Section 9 provides power to the executive to enter a premise and inspect, upon the belief that an offence under this regulation has been made.
Section 10(2) provides punishment to individuals who are found in violation of Subsection (2) of Section 5 with life imprisonment and shall not be less than ten years, with a fine which may extend up to Rs 5 lakh and not less than Rs 1 lakh.
Section 11 makes offences under these regulations non-bailable and cognisable.
These regulations are drafted to provide for preventive detention of perpetrators of offences as defined in Section 2 to maintain public order.
Section 3 of these regulations gives power to the administrator to make an order for preventive detention of an individual upon his/her satisfaction.
A detention order can be passed against any individual for the offences explained in Section 2 of the regulations. For Section 3, public order will be deemed to be violated if any person causes a feeling of insecurity amongst the general public.
Section 13 of this regulation says that the period of preventive detention shall be one year from the date of detention. As per the NCRB data, Lakshadweep has one of the lowest crime rates among states and UTs. The Supreme Court, through various judgements, has asked governments to refrain from the use of extraordinary law to curtail Fundamental Rights.
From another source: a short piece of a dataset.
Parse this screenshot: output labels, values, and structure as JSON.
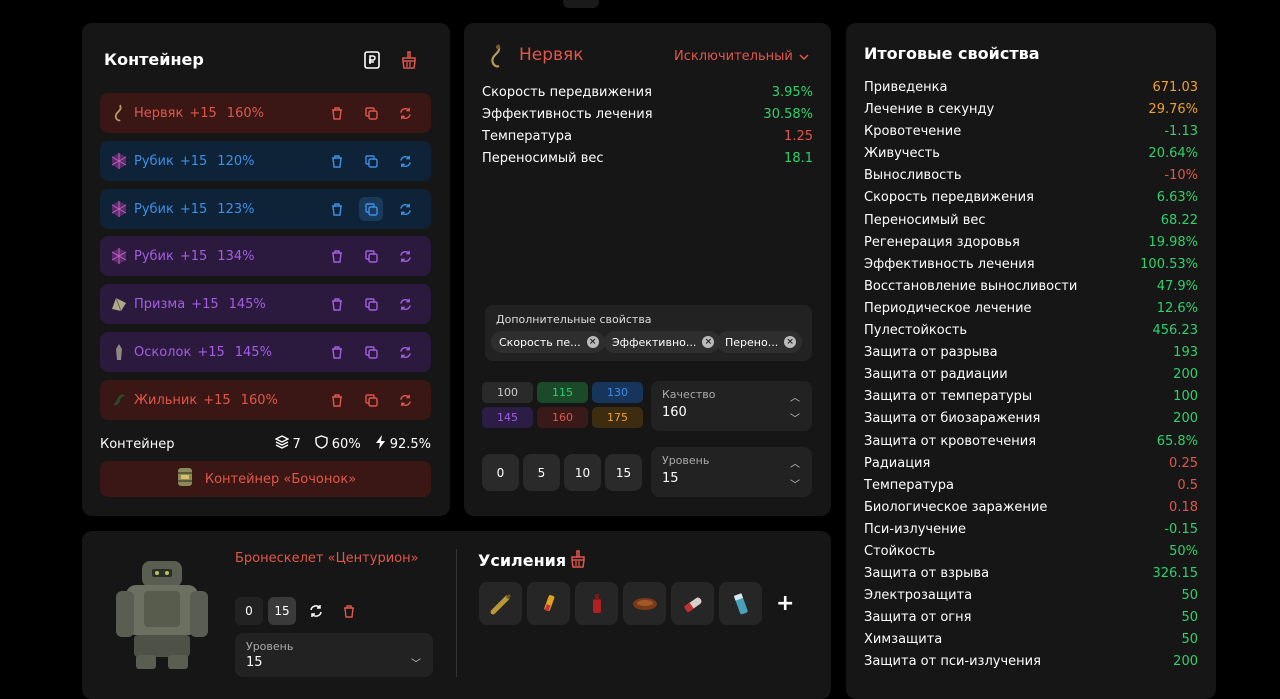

The arbitrary action of the administrator is liable to be challenged as it affects the Fundamental Rights of the inhabitants of Lakshadweep. Justice Bhagwati in EP Royappa v. State of Tamil Nadu remarked that “equality and arbitrariness are sworn enemies; one belongs to the rule of law in a republic while the other, to the whim and caprice of an absolute monarch”.
In Maneka Gandhi v. Union of India, Justice Bhagwati said that the “principle of reasonableness is an essential element of equality or non-arbitrariness under article 14”. The regulations formed by the administrator of Lakshadweep have the power to affect Fundamental Rights under Articles 14, 19, 21 and 25 of the Constitution.
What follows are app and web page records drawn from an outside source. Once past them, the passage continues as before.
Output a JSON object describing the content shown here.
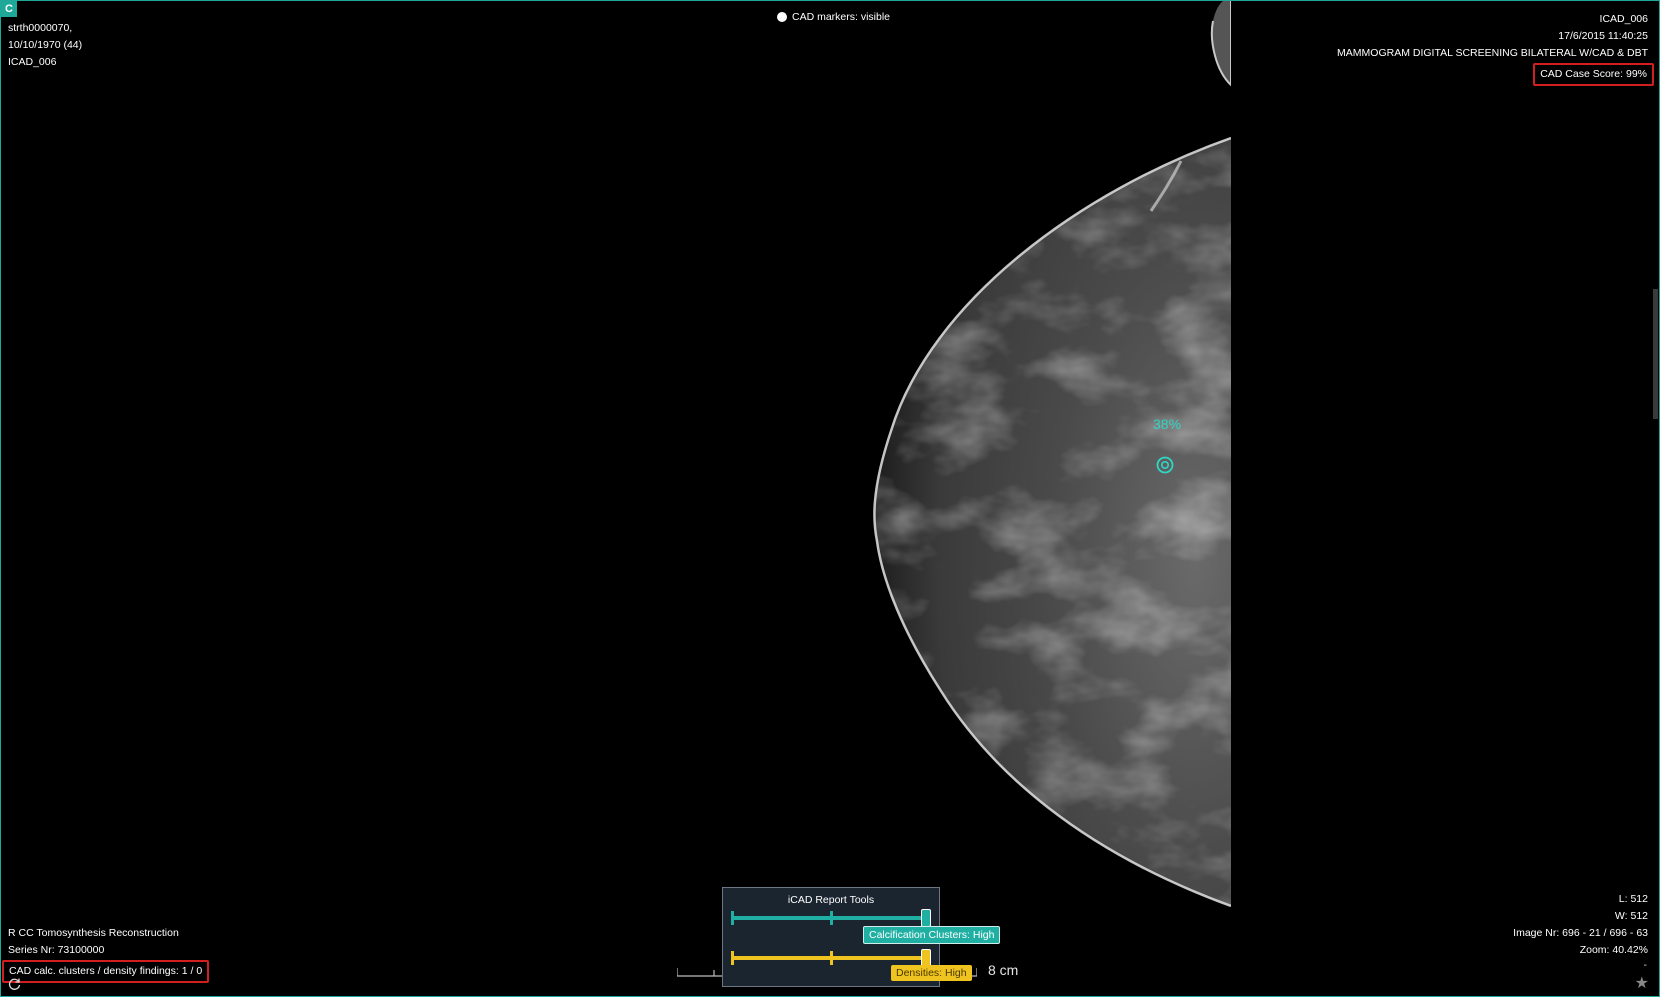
{
  "viewport_badge": "C",
  "patient": {
    "name": "strth0000070,",
    "dob_age": "10/10/1970 (44)",
    "id": "ICAD_006"
  },
  "study": {
    "id": "ICAD_006",
    "datetime": "17/6/2015 11:40:25",
    "description": "MAMMOGRAM DIGITAL SCREENING BILATERAL W/CAD & DBT",
    "cad_case_score": "CAD Case Score: 99%"
  },
  "cad_markers_toggle": "CAD markers: visible",
  "series": {
    "name": "R CC Tomosynthesis Reconstruction",
    "number": "Series Nr: 73100000",
    "cad_findings": "CAD calc. clusters / density findings: 1 / 0"
  },
  "image_info": {
    "level": "L: 512",
    "width": "W: 512",
    "image_nr": "Image Nr: 696 - 21 / 696 - 63",
    "zoom": "Zoom: 40.42%",
    "extra": "-"
  },
  "cad_marker": {
    "percent": "38%",
    "icon": "calcification-cluster-marker-icon"
  },
  "report_tools": {
    "title": "iCAD Report Tools",
    "calcification_label": "Calcification Clusters: High",
    "density_label": "Densities: High",
    "calcification_level": 1.0,
    "density_level": 1.0
  },
  "scale_bar": {
    "label": "8 cm"
  },
  "colors": {
    "accent_teal": "#1fb0a3",
    "accent_yellow": "#f0c420",
    "highlight_red": "#d11f1f",
    "marker_cyan": "#2fd6c4"
  },
  "icons": [
    "sync-icon",
    "star-icon",
    "cad-markers-dot-icon"
  ]
}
In India, judicial review cannot take place regarding the legitimacy of the aim or reason of the order. However, judicial inquiry can be done to check if the purpose can be achieved by a less restrictive alternative, i.e., “necessity” of the action. Secondly, it can check whether any executive action is justified in the interest of democratic society i.e., balancing of the order with the interests of society.
The controversial regulations which are brought by the administrator are not justified in the interest of a democratic society. The regulations to ban beef are not in the interest of a democratic society where 90% of the population is adversely affected by such regulations.
As per the NCRB data, there exists no crime, and regulation which allows for preventive detention on account of practically all crimes defined in the IPC is not “necessary to maintain public order”.
The regulation which calls for development and planning of Lakshadweep has the potential to affect Fundamental Rights as it is up to the discretion of the authority to acquire land, convert residential area to commercial area and re-locate the population for development.
Wherever there is discretion in the hands of the executive, it tends to be abused on account of multiple factors ranging from social to economic. Law-making bodies in democracy echo the sentiment of the public. However, in such instances where an executive is a law-making body, strict judicial review and public scrutiny should take place of regulations which provide extraordinary power to the executive.
(Rohan Wadhwa is a lawyer. He graduated from the OP Jindal Global University. He has a keen interest in the field of Intellectual Property Rights and Constitutional Law. Mahak Tanwar is a lawyer. She graduated from OP Jindal Global University. She has a keen interest in the field of Constitutional Law, Commercial Law and International Commercial Arbitration. The views expressed here are personal.)
Originally Published in The Leaflet